Breast cancer typically starts as a small group of cells in the breast that begin to grow in an out-of-control manner. Consequently, some of the earliest effects of breast cancer are localized lumps and masses within the breast. Because these tumors are the result of abnormal cell growth, they will feel "different" from the surrounding tissue. These lumps may feel firmer than the surrounding tissue, or may be painful or immobile. Also, because the tumors grow without the normal support of the connective tissue, they can cause changes to the breast's surface. This can cause changes in the nipple or dimpling of the skin. Because the tumors can also disrupt the ducts leading to the nipple, breast cancer can cause discharge to come from the nipple.
Effects of Metastasis
One of the hazards of breast cancer is its ability to spread to other tissues (a process known as metastasis). According to the Mayo Clinic, breast cancer can most easily spread to the bones, the liver and the lungs.

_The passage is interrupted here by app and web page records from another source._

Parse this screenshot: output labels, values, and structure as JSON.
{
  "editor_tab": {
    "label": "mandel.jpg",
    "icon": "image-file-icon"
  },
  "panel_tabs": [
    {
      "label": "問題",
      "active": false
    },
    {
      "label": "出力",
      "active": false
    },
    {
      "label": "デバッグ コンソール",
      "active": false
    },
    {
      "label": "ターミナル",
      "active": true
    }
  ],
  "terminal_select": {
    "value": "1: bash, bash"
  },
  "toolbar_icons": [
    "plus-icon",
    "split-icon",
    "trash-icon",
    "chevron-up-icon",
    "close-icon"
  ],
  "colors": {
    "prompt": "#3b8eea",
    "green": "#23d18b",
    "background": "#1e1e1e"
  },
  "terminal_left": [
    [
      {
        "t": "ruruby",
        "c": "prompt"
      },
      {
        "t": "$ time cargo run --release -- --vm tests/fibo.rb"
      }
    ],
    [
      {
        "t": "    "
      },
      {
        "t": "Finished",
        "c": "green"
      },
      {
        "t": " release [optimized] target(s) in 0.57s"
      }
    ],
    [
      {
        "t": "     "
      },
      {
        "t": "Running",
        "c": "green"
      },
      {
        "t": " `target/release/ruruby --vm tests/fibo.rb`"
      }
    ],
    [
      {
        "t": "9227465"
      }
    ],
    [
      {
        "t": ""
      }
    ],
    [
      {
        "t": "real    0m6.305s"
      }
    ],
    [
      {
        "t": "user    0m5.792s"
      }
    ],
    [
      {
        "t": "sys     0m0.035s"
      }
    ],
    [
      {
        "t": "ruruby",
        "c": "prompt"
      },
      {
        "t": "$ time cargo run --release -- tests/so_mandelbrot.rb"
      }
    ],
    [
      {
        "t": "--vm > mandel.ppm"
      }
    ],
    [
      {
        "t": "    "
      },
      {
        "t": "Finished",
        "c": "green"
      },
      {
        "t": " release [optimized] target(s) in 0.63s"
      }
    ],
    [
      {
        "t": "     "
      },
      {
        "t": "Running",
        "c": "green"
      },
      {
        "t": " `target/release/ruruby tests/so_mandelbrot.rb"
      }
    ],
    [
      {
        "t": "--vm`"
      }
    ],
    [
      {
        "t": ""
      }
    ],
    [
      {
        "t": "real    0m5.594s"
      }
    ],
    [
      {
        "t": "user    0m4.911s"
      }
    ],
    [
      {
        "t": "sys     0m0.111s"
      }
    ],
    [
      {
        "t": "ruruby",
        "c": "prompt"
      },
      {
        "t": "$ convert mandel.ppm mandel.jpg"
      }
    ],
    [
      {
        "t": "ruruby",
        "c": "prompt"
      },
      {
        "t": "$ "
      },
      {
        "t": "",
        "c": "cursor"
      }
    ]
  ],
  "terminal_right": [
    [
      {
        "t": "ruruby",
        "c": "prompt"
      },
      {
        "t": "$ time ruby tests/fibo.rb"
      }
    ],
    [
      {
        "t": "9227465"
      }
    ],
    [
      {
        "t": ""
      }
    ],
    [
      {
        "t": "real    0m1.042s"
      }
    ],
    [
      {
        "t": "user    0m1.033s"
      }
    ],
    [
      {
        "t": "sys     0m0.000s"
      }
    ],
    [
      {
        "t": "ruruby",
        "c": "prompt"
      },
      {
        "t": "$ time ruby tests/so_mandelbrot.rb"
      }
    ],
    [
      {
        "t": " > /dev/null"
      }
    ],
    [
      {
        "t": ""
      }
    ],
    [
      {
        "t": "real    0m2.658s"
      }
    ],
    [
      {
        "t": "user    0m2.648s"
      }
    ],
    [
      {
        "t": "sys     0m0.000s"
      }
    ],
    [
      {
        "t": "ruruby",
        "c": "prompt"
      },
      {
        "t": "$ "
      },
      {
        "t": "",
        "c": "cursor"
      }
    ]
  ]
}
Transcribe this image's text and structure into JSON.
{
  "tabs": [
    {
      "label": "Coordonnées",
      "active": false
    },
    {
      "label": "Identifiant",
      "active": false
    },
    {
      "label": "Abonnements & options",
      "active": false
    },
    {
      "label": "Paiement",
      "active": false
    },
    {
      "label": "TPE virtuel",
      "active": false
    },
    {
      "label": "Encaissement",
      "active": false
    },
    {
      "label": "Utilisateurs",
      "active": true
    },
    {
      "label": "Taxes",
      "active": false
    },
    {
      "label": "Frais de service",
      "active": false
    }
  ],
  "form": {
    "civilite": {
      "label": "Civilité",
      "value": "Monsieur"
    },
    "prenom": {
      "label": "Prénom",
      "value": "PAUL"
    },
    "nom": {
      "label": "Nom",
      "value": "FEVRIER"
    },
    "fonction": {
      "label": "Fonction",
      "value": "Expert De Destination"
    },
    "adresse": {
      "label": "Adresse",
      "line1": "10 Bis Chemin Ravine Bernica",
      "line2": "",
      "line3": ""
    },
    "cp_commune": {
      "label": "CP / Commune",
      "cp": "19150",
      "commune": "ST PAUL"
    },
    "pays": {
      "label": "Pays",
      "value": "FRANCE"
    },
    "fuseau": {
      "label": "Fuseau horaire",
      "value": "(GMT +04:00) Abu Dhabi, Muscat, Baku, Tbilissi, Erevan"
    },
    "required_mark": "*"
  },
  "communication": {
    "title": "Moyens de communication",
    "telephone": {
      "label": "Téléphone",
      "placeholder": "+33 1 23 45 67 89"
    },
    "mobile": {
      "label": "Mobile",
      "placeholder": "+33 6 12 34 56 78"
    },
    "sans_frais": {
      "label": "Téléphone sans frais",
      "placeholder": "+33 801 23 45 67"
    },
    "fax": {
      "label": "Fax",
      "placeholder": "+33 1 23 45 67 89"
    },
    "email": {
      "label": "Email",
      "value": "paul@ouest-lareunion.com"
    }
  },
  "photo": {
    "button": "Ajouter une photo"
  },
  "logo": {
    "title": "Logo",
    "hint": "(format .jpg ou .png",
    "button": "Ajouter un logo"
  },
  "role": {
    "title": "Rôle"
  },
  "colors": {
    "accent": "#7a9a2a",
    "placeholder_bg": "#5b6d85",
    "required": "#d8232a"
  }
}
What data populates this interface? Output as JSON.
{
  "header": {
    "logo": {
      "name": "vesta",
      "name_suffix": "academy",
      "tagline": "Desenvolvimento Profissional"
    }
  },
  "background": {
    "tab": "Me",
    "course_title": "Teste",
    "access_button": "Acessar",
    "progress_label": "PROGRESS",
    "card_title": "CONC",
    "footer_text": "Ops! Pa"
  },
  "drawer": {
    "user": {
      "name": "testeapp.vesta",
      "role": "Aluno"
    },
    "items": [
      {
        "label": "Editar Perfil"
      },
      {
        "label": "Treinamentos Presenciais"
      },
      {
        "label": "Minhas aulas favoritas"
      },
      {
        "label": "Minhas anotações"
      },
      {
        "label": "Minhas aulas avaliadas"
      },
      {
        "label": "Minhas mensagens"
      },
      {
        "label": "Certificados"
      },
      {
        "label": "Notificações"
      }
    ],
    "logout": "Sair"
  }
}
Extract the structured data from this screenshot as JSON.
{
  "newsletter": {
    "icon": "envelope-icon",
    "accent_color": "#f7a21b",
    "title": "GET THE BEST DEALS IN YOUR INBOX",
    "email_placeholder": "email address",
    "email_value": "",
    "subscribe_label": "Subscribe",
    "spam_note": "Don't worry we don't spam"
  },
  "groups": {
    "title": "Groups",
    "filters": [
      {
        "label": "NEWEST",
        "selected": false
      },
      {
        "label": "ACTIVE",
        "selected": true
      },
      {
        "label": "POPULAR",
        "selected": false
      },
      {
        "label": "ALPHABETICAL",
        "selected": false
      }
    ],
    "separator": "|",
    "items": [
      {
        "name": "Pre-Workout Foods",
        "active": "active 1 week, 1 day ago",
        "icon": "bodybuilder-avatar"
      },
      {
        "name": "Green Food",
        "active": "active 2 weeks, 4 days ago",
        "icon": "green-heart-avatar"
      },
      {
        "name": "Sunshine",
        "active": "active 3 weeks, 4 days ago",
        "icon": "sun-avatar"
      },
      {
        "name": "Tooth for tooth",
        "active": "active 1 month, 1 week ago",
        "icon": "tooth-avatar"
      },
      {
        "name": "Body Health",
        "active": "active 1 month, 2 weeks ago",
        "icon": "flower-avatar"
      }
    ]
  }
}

Consequently, breast cancer can cause dysfunction of these organs. Metastasis to the bones can cause bone pain and easy fracturing. If the cancer spreads to the lungs it can cause trouble breathing, a chronic cough and pneumonia. Finally, metastasis to the liver can cause abdominal pain, jaundice and problems with the clotting of blood.
There are some symptoms of breast cancer that are common for most types of cancer. These tend to be the effects that cancer has on the body as a whole. For example, people with breast cancer often suffer from extreme fatigue and a lack of energy. They may also suffer from nausea, a lack of appetite, and may have sudden and unexplained weight loss.